While an estimated 74-percent of patients diagnosed with major depression receive a prescription for an antidepressant, new research reveals that mindfulness-based cognitive therapy (MBCT) may be most helpful when drugs are not used. The study, published in the current issue of Psychotherapy and Psychosomatics, found that the participants in a randomized control trial for MBCT who showed the greatest improvement were those who had not taken antidepressants.
The researchers explain that antidepressants are known to reduce the neural processing of both rewarding and aversive stimuli, causing “emotional blunting,” and that this may prevent the generation of positive emotions that are essential for therapy.
“Since the generation of positive emotions is crucial in the initiation of a positive spiral towards recovery, long-term outcomes of this contingent inhibiting effect of antidepressants on psychotherapy outcome in terms of positive affect will have to be investigated in more detail in experimental set-ups,” the researchers conclude.
“If our findings are replicated it would implicate that the sequential addition of psychotherapy to antidepressants could be less efficient than discontinuing antidepressants before/during receiving psychotherapy especially for improving long-term outcomes.”
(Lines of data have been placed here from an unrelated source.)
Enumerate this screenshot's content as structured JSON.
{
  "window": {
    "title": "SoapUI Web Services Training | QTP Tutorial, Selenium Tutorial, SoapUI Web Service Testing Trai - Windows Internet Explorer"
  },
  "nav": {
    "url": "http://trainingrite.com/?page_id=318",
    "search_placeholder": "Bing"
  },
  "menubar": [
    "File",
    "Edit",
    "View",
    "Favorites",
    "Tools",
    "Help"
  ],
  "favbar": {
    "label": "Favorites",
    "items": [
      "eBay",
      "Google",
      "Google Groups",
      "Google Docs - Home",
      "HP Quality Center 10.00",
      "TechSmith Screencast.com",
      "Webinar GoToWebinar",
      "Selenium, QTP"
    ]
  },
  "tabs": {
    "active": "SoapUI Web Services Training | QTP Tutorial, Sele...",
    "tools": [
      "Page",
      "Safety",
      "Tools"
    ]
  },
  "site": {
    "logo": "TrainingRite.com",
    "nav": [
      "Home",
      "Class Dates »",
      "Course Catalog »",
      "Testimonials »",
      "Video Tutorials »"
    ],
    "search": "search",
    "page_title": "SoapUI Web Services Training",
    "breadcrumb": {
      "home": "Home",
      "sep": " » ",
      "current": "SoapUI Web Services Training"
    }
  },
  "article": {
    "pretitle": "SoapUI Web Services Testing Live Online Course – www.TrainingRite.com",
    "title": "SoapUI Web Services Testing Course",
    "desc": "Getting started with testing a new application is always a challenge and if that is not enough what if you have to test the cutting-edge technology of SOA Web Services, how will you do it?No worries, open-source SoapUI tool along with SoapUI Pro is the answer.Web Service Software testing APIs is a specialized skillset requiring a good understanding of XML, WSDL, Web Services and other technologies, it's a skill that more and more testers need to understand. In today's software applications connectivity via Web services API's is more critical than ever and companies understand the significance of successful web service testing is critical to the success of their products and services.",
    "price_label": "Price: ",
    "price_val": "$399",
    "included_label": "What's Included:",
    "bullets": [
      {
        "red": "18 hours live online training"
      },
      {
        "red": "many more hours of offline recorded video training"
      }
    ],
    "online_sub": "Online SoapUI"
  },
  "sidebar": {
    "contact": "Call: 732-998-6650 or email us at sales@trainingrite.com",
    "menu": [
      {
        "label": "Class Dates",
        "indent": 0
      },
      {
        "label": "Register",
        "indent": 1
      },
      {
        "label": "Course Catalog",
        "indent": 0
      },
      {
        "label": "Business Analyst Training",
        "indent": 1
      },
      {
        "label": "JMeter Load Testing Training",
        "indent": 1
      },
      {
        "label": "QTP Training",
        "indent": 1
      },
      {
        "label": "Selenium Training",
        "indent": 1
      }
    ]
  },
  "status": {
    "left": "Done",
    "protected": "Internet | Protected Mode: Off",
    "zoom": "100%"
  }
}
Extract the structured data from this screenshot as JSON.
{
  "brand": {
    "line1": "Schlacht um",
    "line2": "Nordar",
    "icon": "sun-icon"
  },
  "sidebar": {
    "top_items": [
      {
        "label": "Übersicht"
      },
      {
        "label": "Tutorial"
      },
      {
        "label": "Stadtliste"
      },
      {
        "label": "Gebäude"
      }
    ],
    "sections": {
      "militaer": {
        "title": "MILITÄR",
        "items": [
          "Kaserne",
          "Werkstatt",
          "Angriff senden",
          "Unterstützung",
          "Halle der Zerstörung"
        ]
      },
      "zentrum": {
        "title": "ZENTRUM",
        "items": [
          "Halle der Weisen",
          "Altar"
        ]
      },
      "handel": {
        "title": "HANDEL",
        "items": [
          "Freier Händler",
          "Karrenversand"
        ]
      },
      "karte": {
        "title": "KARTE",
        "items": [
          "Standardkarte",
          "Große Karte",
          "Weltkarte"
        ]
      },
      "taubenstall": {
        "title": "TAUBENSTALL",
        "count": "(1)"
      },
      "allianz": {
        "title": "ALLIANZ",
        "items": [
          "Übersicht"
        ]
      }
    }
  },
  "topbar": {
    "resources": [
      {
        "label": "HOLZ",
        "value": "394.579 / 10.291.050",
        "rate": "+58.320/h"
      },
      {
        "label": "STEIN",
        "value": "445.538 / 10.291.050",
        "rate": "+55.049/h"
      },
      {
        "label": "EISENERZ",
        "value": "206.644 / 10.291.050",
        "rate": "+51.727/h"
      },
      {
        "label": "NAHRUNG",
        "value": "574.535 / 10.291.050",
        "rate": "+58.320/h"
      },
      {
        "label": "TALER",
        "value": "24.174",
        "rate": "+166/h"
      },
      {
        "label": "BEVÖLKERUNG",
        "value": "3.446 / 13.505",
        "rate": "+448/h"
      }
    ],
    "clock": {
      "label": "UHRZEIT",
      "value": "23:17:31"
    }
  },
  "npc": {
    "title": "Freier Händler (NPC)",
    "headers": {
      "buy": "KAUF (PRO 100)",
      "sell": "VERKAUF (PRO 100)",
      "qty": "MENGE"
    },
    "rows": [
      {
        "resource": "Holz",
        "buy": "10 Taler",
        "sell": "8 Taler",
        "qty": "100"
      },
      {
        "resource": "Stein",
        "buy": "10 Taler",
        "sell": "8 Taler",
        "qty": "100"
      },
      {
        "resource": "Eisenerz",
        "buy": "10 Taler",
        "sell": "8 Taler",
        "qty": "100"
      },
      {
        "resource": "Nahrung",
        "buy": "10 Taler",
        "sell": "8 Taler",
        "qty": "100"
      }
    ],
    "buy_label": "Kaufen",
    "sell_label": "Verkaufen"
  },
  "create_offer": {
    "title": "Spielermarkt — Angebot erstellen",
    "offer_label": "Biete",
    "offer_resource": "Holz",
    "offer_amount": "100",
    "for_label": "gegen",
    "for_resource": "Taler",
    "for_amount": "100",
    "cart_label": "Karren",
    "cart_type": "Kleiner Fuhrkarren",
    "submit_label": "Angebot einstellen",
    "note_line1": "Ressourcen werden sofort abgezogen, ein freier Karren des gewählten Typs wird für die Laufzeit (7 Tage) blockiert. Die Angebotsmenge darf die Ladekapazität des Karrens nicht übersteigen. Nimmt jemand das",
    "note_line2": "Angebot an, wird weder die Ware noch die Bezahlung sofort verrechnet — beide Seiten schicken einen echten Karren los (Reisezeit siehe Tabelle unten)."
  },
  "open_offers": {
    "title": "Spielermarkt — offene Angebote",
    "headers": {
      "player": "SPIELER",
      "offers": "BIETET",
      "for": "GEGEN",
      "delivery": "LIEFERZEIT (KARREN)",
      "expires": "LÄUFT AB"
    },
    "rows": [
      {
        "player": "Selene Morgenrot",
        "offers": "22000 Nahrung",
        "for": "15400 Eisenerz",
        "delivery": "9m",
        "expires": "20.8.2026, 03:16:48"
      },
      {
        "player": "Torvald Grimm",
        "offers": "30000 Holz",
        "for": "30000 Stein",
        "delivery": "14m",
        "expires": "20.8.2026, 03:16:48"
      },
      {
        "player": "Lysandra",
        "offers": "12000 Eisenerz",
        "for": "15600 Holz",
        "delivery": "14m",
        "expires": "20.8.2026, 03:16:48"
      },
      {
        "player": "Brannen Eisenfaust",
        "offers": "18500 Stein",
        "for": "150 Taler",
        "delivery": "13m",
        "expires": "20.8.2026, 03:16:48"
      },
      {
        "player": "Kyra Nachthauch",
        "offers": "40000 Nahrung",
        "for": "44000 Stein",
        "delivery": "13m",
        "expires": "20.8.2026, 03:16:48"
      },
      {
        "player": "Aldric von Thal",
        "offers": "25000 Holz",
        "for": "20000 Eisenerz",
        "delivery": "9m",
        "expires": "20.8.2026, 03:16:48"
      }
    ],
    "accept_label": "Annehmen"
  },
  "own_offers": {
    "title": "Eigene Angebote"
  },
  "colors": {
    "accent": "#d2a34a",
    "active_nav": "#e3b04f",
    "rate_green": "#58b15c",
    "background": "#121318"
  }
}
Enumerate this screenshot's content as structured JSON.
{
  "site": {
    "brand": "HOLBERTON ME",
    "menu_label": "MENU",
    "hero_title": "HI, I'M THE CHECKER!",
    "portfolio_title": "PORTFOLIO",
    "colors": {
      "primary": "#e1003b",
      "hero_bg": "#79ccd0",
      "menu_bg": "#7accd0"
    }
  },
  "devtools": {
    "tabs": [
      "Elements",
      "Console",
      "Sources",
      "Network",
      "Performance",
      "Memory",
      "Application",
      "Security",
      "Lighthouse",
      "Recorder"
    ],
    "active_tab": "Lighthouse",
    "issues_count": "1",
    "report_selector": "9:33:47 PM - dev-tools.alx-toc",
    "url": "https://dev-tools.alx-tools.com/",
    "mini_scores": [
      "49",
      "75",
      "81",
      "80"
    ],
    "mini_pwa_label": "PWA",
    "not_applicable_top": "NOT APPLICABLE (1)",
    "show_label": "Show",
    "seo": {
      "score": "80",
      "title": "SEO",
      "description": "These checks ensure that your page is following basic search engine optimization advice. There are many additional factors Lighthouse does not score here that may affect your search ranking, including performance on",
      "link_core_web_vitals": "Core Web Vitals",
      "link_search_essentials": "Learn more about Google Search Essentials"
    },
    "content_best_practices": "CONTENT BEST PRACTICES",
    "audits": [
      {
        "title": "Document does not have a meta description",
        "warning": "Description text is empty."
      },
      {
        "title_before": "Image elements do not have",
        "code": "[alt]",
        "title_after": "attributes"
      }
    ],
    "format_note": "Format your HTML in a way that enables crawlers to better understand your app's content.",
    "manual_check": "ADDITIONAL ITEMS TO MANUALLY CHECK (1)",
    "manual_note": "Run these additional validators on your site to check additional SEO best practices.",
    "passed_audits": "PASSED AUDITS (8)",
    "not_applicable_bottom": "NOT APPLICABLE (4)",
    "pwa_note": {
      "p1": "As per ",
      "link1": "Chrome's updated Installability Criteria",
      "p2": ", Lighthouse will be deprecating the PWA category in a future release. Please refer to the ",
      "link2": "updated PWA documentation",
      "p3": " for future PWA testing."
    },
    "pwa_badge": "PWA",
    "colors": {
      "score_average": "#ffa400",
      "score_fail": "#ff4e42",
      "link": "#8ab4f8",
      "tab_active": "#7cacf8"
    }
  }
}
Bakker, J.M., Lieverse, R., Geschwind, N., Peeters, F., Myin-Germeys, I. and Wichers, M., 2016. The Two-Sided Face of Antidepressants: The Impact of Their Use on Real-Life Affective Change during Mindfulness-Based Cognitive Therapy. Psychotherapy and Psychosomatics, 85(3), pp.180-182. (Full Text)
I’m supposed to be surprised after reading this- that your ability to respond to psychotherapy is diminished when you’re buzzed? Am I now supposed to wonder why that is?
Anything would be more effective without “antidepressants”!!!!!!!! These damned things are nothing but zombifying devil’s tic tacs!!!
I think this also occurs in recovery from psychosis. Unless you’re really in confusion about your emotions and in need of a crutch, it’s optimal to handle emotions when they’re fresh. How else can we relate to them (emotions) if we forget the thoughts that we’ve had that stay mostly private and actions that we’ve made as a result? If we avoid the challenges of real expression, in whatever form, be it therapy, art, or just self-discipline and allowing ourselves to heal naturally, we may lose the opportunity to heal altogether.
When dealing with severe emotions especially, I’ve found that riding to the very bottom now that negativity, within reason, is crucial to being able to continue to respect yourself and understand the crazy things that have happened. Putting it off for a few years will distance you from the pain and the mindset, making it hard to remember the bulk of the thoughts you’ve had.
There’s a lot to be said for mindlessness therapy as well.
Frank: What do you mean by “There’s a lot to be said for mindlessness”?
Mindfulness is a catch phrase and a trendy form of treatment. Mindlessness, on the other hand, is complete fun. I see a lot of good coming out of just having fun.
Thanks. I think mindfulness is more than just fun – mindfulness can bring about significant reductions in both physical and emotional pain. See: